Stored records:
Content starts

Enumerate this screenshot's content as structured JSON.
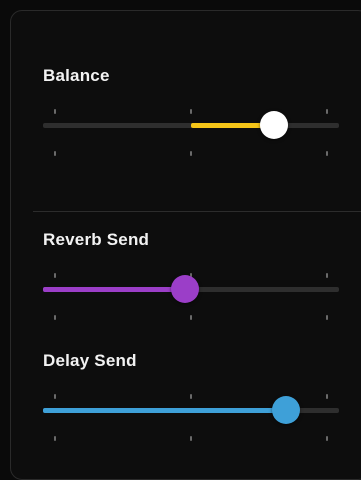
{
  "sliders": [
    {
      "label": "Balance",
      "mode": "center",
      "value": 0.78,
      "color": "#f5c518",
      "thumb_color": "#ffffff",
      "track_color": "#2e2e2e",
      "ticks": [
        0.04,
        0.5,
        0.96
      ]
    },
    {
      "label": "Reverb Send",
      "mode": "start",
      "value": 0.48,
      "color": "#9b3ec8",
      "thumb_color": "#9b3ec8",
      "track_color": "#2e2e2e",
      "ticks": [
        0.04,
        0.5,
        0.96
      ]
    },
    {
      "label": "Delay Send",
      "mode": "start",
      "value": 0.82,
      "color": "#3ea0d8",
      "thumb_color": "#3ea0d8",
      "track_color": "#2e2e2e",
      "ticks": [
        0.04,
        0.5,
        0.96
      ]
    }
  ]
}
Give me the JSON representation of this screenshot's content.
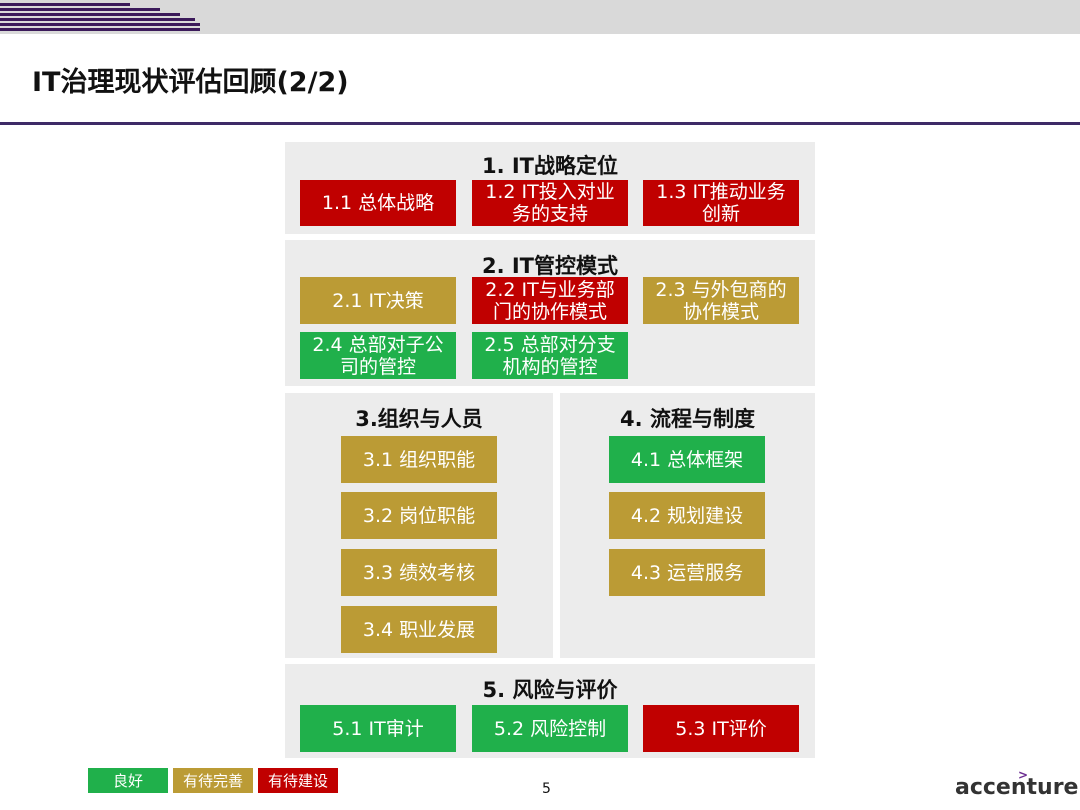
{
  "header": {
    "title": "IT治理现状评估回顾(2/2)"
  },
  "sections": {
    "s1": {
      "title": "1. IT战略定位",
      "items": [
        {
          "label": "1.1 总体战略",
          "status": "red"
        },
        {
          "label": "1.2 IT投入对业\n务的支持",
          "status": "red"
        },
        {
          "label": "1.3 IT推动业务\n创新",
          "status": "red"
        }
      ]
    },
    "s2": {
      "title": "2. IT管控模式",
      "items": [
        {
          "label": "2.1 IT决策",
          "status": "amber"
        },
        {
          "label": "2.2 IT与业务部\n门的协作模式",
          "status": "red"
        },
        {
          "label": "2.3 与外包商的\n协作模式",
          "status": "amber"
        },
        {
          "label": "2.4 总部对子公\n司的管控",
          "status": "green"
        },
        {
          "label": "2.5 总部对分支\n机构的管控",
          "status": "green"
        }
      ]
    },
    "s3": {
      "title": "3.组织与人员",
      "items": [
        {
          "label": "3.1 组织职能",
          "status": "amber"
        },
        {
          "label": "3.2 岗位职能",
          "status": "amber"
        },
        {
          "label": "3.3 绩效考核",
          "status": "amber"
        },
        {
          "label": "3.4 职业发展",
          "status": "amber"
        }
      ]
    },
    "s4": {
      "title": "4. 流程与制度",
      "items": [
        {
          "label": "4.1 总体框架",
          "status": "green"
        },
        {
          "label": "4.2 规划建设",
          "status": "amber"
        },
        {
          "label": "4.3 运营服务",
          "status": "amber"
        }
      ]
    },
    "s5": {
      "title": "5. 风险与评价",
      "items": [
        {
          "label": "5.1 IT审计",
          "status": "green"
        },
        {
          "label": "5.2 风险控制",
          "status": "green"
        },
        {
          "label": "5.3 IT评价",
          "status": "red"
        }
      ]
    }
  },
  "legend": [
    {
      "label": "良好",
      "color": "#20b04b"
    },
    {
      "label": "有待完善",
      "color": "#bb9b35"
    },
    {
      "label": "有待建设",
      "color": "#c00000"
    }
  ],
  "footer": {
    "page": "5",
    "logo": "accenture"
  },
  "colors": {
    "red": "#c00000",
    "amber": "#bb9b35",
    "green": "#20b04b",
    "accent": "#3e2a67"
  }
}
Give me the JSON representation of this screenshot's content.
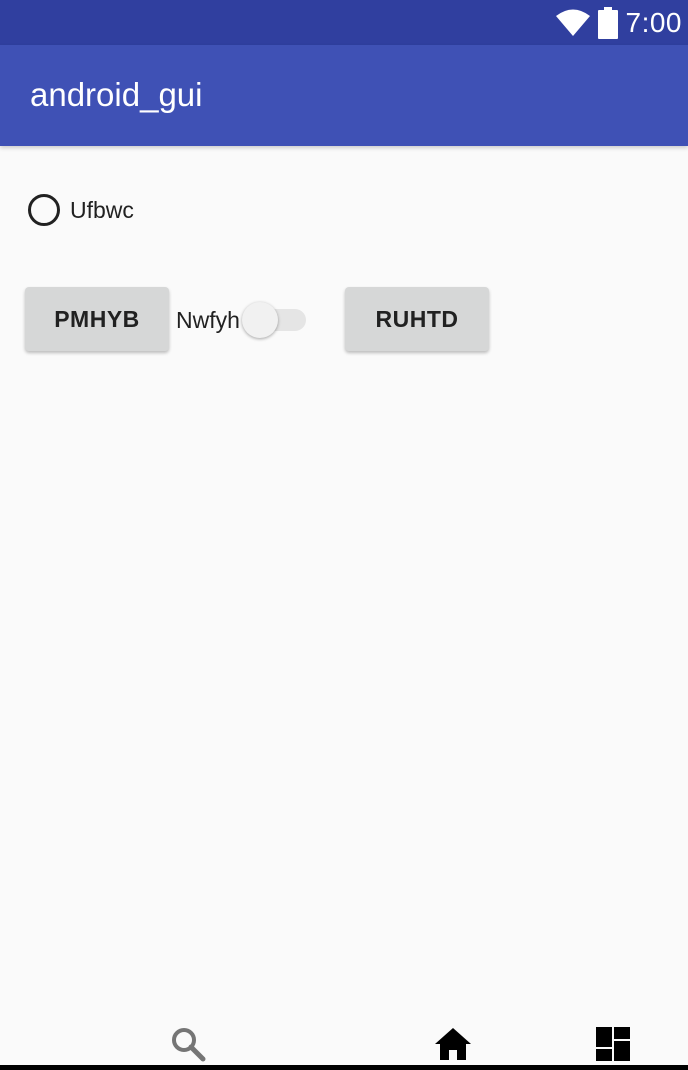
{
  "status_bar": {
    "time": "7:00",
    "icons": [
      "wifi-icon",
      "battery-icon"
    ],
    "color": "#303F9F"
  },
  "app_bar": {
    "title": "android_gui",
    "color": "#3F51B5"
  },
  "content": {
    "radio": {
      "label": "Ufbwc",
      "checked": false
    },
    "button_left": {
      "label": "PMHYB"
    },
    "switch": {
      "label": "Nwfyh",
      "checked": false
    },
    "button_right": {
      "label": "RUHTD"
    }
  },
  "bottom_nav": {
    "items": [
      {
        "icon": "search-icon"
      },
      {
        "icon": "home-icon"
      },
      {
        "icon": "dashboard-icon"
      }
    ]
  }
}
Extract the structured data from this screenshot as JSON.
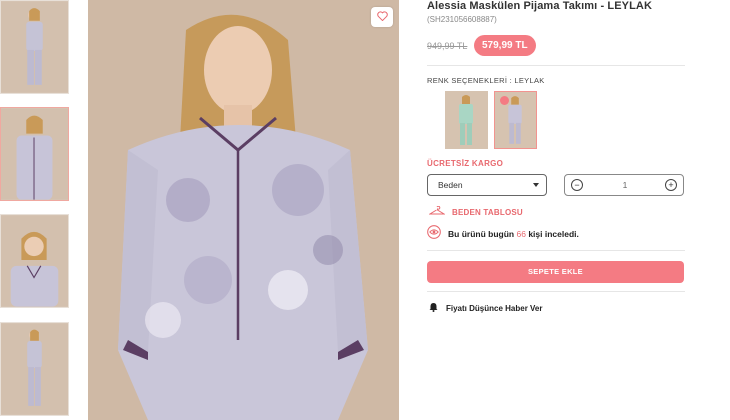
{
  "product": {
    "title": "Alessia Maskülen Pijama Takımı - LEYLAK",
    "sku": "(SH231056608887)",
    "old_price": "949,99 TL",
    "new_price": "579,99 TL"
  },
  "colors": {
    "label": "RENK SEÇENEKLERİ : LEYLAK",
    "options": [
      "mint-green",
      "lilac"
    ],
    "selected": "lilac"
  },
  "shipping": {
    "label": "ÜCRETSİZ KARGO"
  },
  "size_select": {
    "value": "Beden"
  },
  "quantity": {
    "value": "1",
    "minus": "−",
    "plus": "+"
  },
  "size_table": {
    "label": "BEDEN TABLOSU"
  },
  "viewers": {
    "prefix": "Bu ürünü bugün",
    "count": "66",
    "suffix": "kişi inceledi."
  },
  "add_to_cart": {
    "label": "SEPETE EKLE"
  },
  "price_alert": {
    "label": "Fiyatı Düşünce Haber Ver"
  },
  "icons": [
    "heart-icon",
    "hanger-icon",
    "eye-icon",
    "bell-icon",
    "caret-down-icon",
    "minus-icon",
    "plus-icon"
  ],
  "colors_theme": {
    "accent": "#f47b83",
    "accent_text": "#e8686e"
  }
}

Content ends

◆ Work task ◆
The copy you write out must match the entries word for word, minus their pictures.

◆ Written solution ◆
Enumerate this screenshot's content as structured JSON.
{
  "sliders": [
    {
      "label": "Balance",
      "mode": "center",
      "value": 0.78,
      "color": "#f5c518",
      "thumb_color": "#ffffff",
      "track_color": "#2e2e2e",
      "ticks": [
        0.04,
        0.5,
        0.96
      ]
    },
    {
      "label": "Reverb Send",
      "mode": "start",
      "value": 0.48,
      "color": "#9b3ec8",
      "thumb_color": "#9b3ec8",
      "track_color": "#2e2e2e",
      "ticks": [
        0.04,
        0.5,
        0.96
      ]
    },
    {
      "label": "Delay Send",
      "mode": "start",
      "value": 0.82,
      "color": "#3ea0d8",
      "thumb_color": "#3ea0d8",
      "track_color": "#2e2e2e",
      "ticks": [
        0.04,
        0.5,
        0.96
      ]
    }
  ]
}
Give me the JSON representation of this screenshot's content.
{
  "header": {
    "title": "IT治理现状评估回顾(2/2)"
  },
  "sections": {
    "s1": {
      "title": "1. IT战略定位",
      "items": [
        {
          "label": "1.1 总体战略",
          "status": "red"
        },
        {
          "label": "1.2 IT投入对业\n务的支持",
          "status": "red"
        },
        {
          "label": "1.3 IT推动业务\n创新",
          "status": "red"
        }
      ]
    },
    "s2": {
      "title": "2. IT管控模式",
      "items": [
        {
          "label": "2.1 IT决策",
          "status": "amber"
        },
        {
          "label": "2.2 IT与业务部\n门的协作模式",
          "status": "red"
        },
        {
          "label": "2.3 与外包商的\n协作模式",
          "status": "amber"
        },
        {
          "label": "2.4 总部对子公\n司的管控",
          "status": "green"
        },
        {
          "label": "2.5 总部对分支\n机构的管控",
          "status": "green"
        }
      ]
    },
    "s3": {
      "title": "3.组织与人员",
      "items": [
        {
          "label": "3.1 组织职能",
          "status": "amber"
        },
        {
          "label": "3.2 岗位职能",
          "status": "amber"
        },
        {
          "label": "3.3 绩效考核",
          "status": "amber"
        },
        {
          "label": "3.4 职业发展",
          "status": "amber"
        }
      ]
    },
    "s4": {
      "title": "4. 流程与制度",
      "items": [
        {
          "label": "4.1 总体框架",
          "status": "green"
        },
        {
          "label": "4.2 规划建设",
          "status": "amber"
        },
        {
          "label": "4.3 运营服务",
          "status": "amber"
        }
      ]
    },
    "s5": {
      "title": "5. 风险与评价",
      "items": [
        {
          "label": "5.1 IT审计",
          "status": "green"
        },
        {
          "label": "5.2 风险控制",
          "status": "green"
        },
        {
          "label": "5.3 IT评价",
          "status": "red"
        }
      ]
    }
  },
  "legend": [
    {
      "label": "良好",
      "color": "#20b04b"
    },
    {
      "label": "有待完善",
      "color": "#bb9b35"
    },
    {
      "label": "有待建设",
      "color": "#c00000"
    }
  ],
  "footer": {
    "page": "5",
    "logo": "accenture"
  },
  "colors": {
    "red": "#c00000",
    "amber": "#bb9b35",
    "green": "#20b04b",
    "accent": "#3e2a67"
  }
}
Give me the JSON representation of this screenshot's content.
{
  "status_bar": {
    "time": "7:00",
    "icons": [
      "wifi-icon",
      "battery-icon"
    ],
    "color": "#303F9F"
  },
  "app_bar": {
    "title": "android_gui",
    "color": "#3F51B5"
  },
  "content": {
    "radio": {
      "label": "Ufbwc",
      "checked": false
    },
    "button_left": {
      "label": "PMHYB"
    },
    "switch": {
      "label": "Nwfyh",
      "checked": false
    },
    "button_right": {
      "label": "RUHTD"
    }
  },
  "bottom_nav": {
    "items": [
      {
        "icon": "search-icon"
      },
      {
        "icon": "home-icon"
      },
      {
        "icon": "dashboard-icon"
      }
    ]
  }
}
Extract the structured data from this screenshot as JSON.
{
  "product": {
    "title": "Alessia Maskülen Pijama Takımı - LEYLAK",
    "sku": "(SH231056608887)",
    "old_price": "949,99 TL",
    "new_price": "579,99 TL"
  },
  "colors": {
    "label": "RENK SEÇENEKLERİ : LEYLAK",
    "options": [
      "mint-green",
      "lilac"
    ],
    "selected": "lilac"
  },
  "shipping": {
    "label": "ÜCRETSİZ KARGO"
  },
  "size_select": {
    "value": "Beden"
  },
  "quantity": {
    "value": "1",
    "minus": "−",
    "plus": "+"
  },
  "size_table": {
    "label": "BEDEN TABLOSU"
  },
  "viewers": {
    "prefix": "Bu ürünü bugün",
    "count": "66",
    "suffix": "kişi inceledi."
  },
  "add_to_cart": {
    "label": "SEPETE EKLE"
  },
  "price_alert": {
    "label": "Fiyatı Düşünce Haber Ver"
  },
  "icons": [
    "heart-icon",
    "hanger-icon",
    "eye-icon",
    "bell-icon",
    "caret-down-icon",
    "minus-icon",
    "plus-icon"
  ],
  "colors_theme": {
    "accent": "#f47b83",
    "accent_text": "#e8686e"
  }
}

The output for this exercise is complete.